* **EXERCISE DETAILS**
From the entries that follow, gather each line holding the word "深人社规".

(Dataset items)
########################################

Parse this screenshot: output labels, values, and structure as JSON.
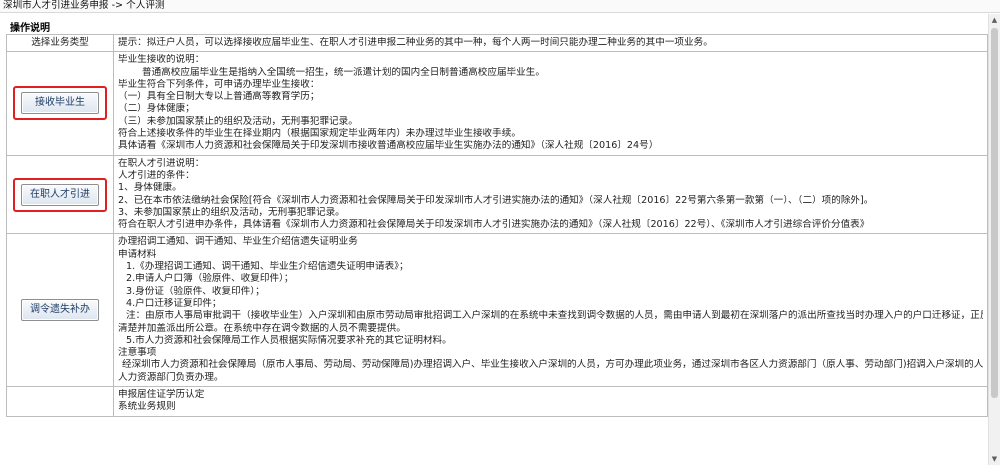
{
  "breadcrumb": "深圳市人才引进业务申报 -> 个人评测",
  "section_title": "操作说明",
  "header": {
    "left": "选择业务类型",
    "right": "提示：拟迁户人员，可以选择接收应届毕业生、在职人才引进申报二种业务的其中一种，每个人两一时间只能办理二种业务的其中一项业务。"
  },
  "rows": [
    {
      "button": "接收毕业生",
      "lines": [
        "毕业生接收的说明：",
        "普通高校应届毕业生是指纳入全国统一招生，统一派遣计划的国内全日制普通高校应届毕业生。",
        "毕业生符合下列条件，可申请办理毕业生接收：",
        "（一）具有全日制大专以上普通高等教育学历；",
        "（二）身体健康；",
        "（三）未参加国家禁止的组织及活动，无刑事犯罪记录。",
        "符合上述接收条件的毕业生在择业期内（根据国家规定毕业两年内）未办理过毕业生接收手续。",
        "具体请看《深圳市人力资源和社会保障局关于印发深圳市接收普通高校应届毕业生实施办法的通知》（深人社规〔2016〕24号）"
      ]
    },
    {
      "button": "在职人才引进",
      "lines": [
        "在职人才引进说明：",
        "人才引进的条件：",
        "1、身体健康。",
        "2、已在本市依法缴纳社会保险[符合《深圳市人力资源和社会保障局关于印发深圳市人才引进实施办法的通知》（深人社规〔2016〕22号第六条第一款第（一）、（二）项的除外]。",
        "3、未参加国家禁止的组织及活动，无刑事犯罪记录。",
        "符合在职人才引进申办条件，具体请看《深圳市人力资源和社会保障局关于印发深圳市人才引进实施办法的通知》（深人社规〔2016〕22号）、《深圳市人才引进综合评价分值表》"
      ]
    },
    {
      "button": "调令遗失补办",
      "lines": [
        "办理招调工通知、调干通知、毕业生介绍信遗失证明业务",
        "申请材料",
        "1.《办理招调工通知、调干通知、毕业生介绍信遗失证明申请表》；",
        "2.申请人户口簿（验原件、收复印件）；",
        "3.身份证（验原件、收复印件）；",
        "4.户口迁移证复印件；",
        "注：由原市人事局审批调干（接收毕业生）入户深圳和由原市劳动局审批招调工入户深圳的在系统中未查找到调令数据的人员，需由申请人到最初在深圳落户的派出所查找当时办理入户的户口迁移证，正反两面复印",
        "清楚并加盖派出所公章。在系统中存在调令数据的人员不需要提供。",
        "5.市人力资源和社会保障局工作人员根据实际情况要求补充的其它证明材料。",
        "注意事项",
        "经深圳市人力资源和社会保障局（原市人事局、劳动局、劳动保障局)办理招调入户、毕业生接收入户深圳的人员，方可办理此项业务，通过深圳市各区人力资源部门（原人事、劳动部门)招调入户深圳的人员由各区",
        "人力资源部门负责办理。"
      ]
    },
    {
      "button": "",
      "lines": [
        "申报居住证学历认定",
        "系统业务规则"
      ]
    }
  ],
  "icons": {
    "scroll_up": "▲",
    "scroll_down": "▼"
  }
}
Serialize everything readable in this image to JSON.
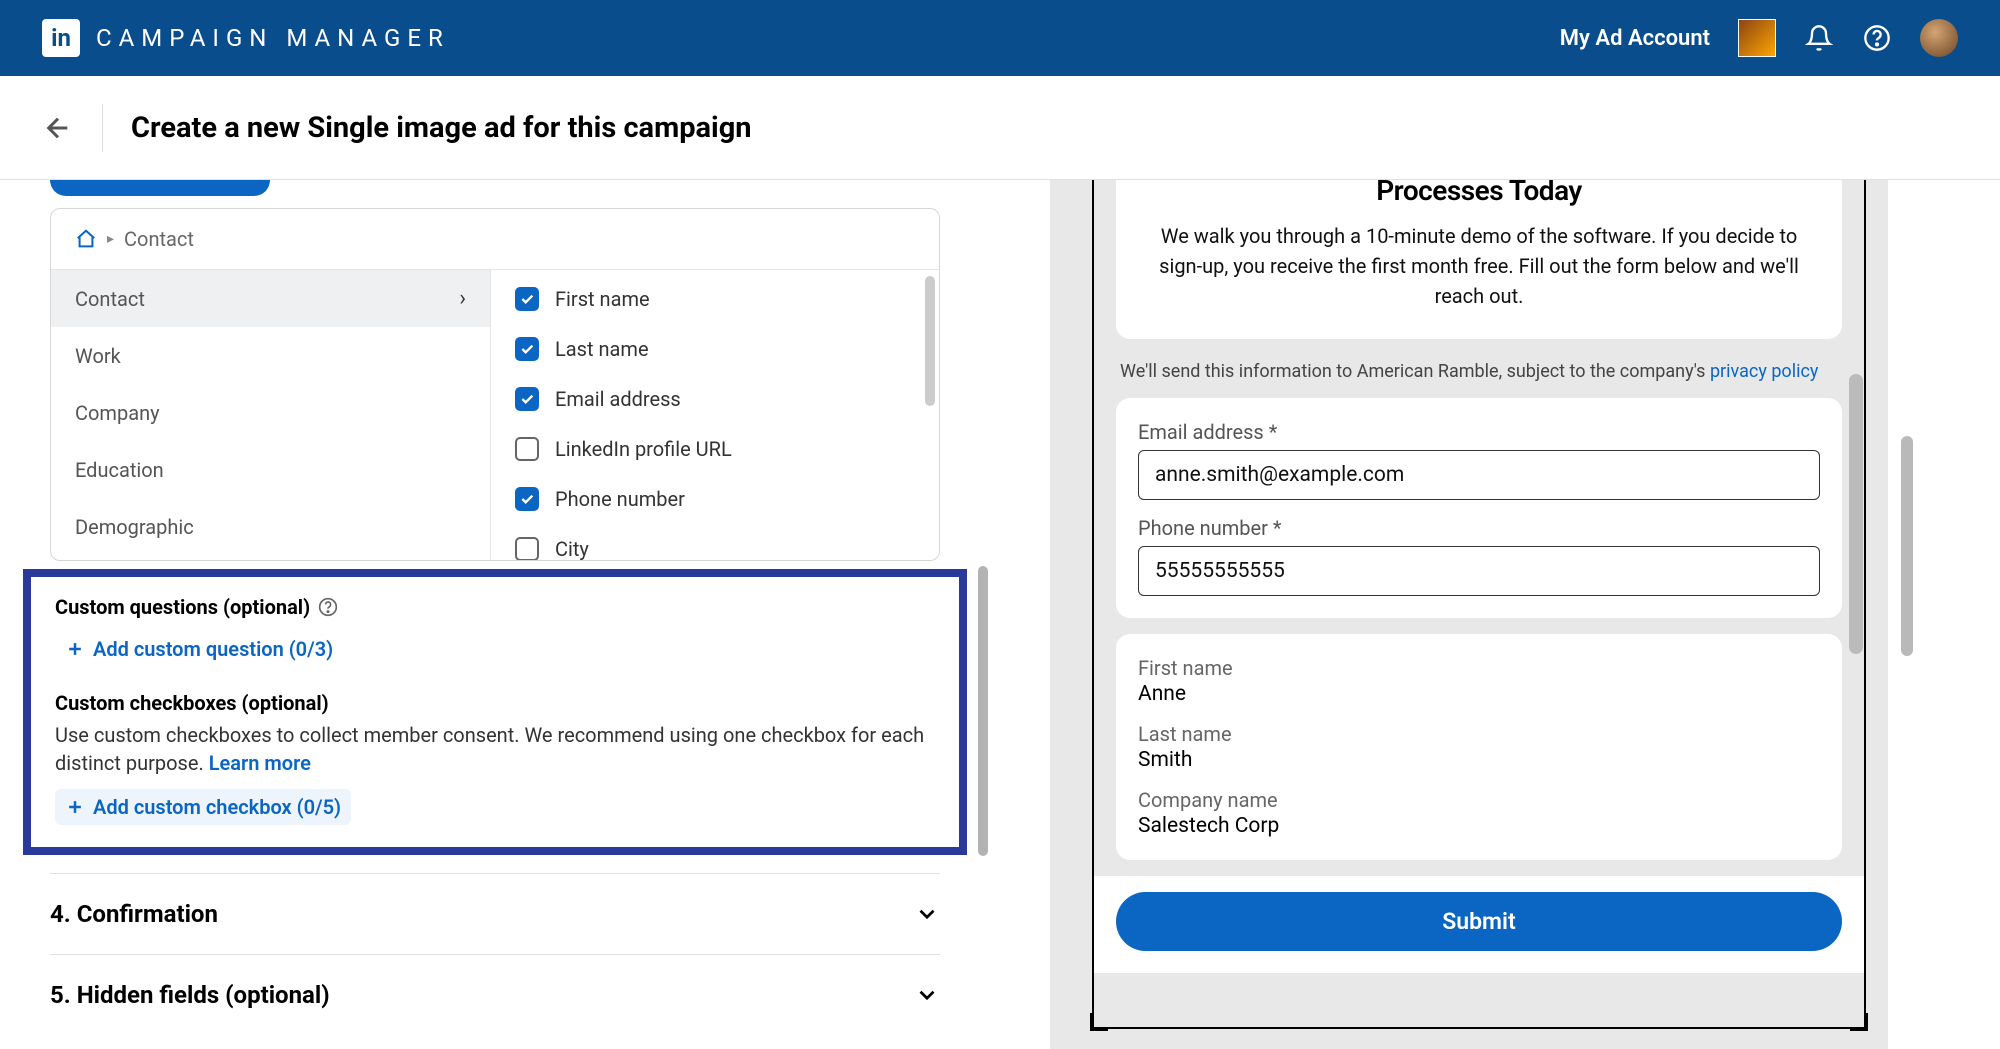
{
  "topbar": {
    "app_name": "CAMPAIGN MANAGER",
    "account_label": "My Ad Account"
  },
  "page": {
    "title": "Create a new Single image ad for this campaign"
  },
  "breadcrumb": {
    "current": "Contact"
  },
  "categories": [
    "Contact",
    "Work",
    "Company",
    "Education",
    "Demographic"
  ],
  "fields": [
    {
      "label": "First name",
      "checked": true
    },
    {
      "label": "Last name",
      "checked": true
    },
    {
      "label": "Email address",
      "checked": true
    },
    {
      "label": "LinkedIn profile URL",
      "checked": false
    },
    {
      "label": "Phone number",
      "checked": true
    },
    {
      "label": "City",
      "checked": false
    }
  ],
  "custom_q": {
    "title": "Custom questions (optional)",
    "add": "Add custom question (0/3)"
  },
  "custom_cb": {
    "title": "Custom checkboxes (optional)",
    "desc": "Use custom checkboxes to collect member consent. We recommend using one checkbox for each distinct purpose. ",
    "learn": "Learn more",
    "add": "Add custom checkbox (0/5)"
  },
  "accordion": {
    "r4": "4.  Confirmation",
    "r5": "5.  Hidden fields (optional)"
  },
  "preview": {
    "headline_partial": "Processes Today",
    "subhead": "We walk you through a 10-minute demo of the software. If you decide to sign-up, you receive the first month free. Fill out the form below and we'll reach out.",
    "disclosure_pre": "We'll send this information to American Ramble, subject to the company's ",
    "disclosure_link": "privacy policy",
    "email_label": "Email address *",
    "email_value": "anne.smith@example.com",
    "phone_label": "Phone number *",
    "phone_value": "55555555555",
    "fn_label": "First name",
    "fn_value": "Anne",
    "ln_label": "Last name",
    "ln_value": "Smith",
    "co_label": "Company name",
    "co_value": "Salestech Corp",
    "submit": "Submit"
  }
}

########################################

* **EXERCISE RESULT**
        "具体请看《深圳市人力资源和社会保障局关于印发深圳市接收普通高校应届毕业生实施办法的通知》（深人社规〔2016〕24号）"
        "2、已在本市依法缴纳社会保险[符合《深圳市人力资源和社会保障局关于印发深圳市人才引进实施办法的通知》（深人社规〔2016〕22号第六条第一款第（一）、（二）项的除外]。",
        "符合在职人才引进申办条件，具体请看《深圳市人力资源和社会保障局关于印发深圳市人才引进实施办法的通知》（深人社规〔2016〕22号）、《深圳市人才引进综合评价分值表》"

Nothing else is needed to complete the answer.